PROMPT
Word for word, retype the records below.

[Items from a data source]
:::

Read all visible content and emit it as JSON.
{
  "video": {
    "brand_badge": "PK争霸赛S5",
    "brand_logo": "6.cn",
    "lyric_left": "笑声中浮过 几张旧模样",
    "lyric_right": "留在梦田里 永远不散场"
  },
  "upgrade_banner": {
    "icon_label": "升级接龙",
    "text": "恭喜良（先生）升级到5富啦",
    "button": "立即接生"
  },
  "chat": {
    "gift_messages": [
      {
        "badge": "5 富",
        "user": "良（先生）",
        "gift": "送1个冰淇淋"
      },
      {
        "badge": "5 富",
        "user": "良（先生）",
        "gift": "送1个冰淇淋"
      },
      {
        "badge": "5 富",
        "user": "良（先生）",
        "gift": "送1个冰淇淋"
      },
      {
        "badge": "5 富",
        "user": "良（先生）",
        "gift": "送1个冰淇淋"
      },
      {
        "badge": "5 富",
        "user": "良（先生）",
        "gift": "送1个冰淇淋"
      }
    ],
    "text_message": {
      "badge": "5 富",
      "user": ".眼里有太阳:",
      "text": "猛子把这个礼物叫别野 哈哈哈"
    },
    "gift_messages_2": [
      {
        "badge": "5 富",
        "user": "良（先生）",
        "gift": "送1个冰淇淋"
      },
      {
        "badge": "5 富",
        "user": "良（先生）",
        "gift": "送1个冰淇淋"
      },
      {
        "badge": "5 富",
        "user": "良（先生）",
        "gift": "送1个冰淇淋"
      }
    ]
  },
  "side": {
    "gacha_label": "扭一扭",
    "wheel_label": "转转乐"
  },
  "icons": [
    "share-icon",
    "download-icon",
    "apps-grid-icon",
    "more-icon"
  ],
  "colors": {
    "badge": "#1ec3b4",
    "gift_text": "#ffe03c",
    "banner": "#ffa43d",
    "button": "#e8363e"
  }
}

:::

TASK OUTPUT
Read all visible content and emit it as JSON.
{
  "video": {
    "brand_badge": "PK争霸赛S5",
    "brand_logo": "6.cn",
    "lyric_left": "笑声中浮过 几张旧模样",
    "lyric_right": "留在梦田里 永远不散场"
  },
  "upgrade_banner": {
    "icon_label": "升级接龙",
    "text": "恭喜良（先生）升级到5富啦",
    "button": "立即接生"
  },
  "chat": {
    "gift_messages": [
      {
        "badge": "5 富",
        "user": "良（先生）",
        "gift": "送1个冰淇淋"
      },
      {
        "badge": "5 富",
        "user": "良（先生）",
        "gift": "送1个冰淇淋"
      },
      {
        "badge": "5 富",
        "user": "良（先生）",
        "gift": "送1个冰淇淋"
      },
      {
        "badge": "5 富",
        "user": "良（先生）",
        "gift": "送1个冰淇淋"
      },
      {
        "badge": "5 富",
        "user": "良（先生）",
        "gift": "送1个冰淇淋"
      }
    ],
    "text_message": {
      "badge": "5 富",
      "user": ".眼里有太阳:",
      "text": "猛子把这个礼物叫别野 哈哈哈"
    },
    "gift_messages_2": [
      {
        "badge": "5 富",
        "user": "良（先生）",
        "gift": "送1个冰淇淋"
      },
      {
        "badge": "5 富",
        "user": "良（先生）",
        "gift": "送1个冰淇淋"
      },
      {
        "badge": "5 富",
        "user": "良（先生）",
        "gift": "送1个冰淇淋"
      }
    ]
  },
  "side": {
    "gacha_label": "扭一扭",
    "wheel_label": "转转乐"
  },
  "icons": [
    "share-icon",
    "download-icon",
    "apps-grid-icon",
    "more-icon"
  ],
  "colors": {
    "badge": "#1ec3b4",
    "gift_text": "#ffe03c",
    "banner": "#ffa43d",
    "button": "#e8363e"
  }
}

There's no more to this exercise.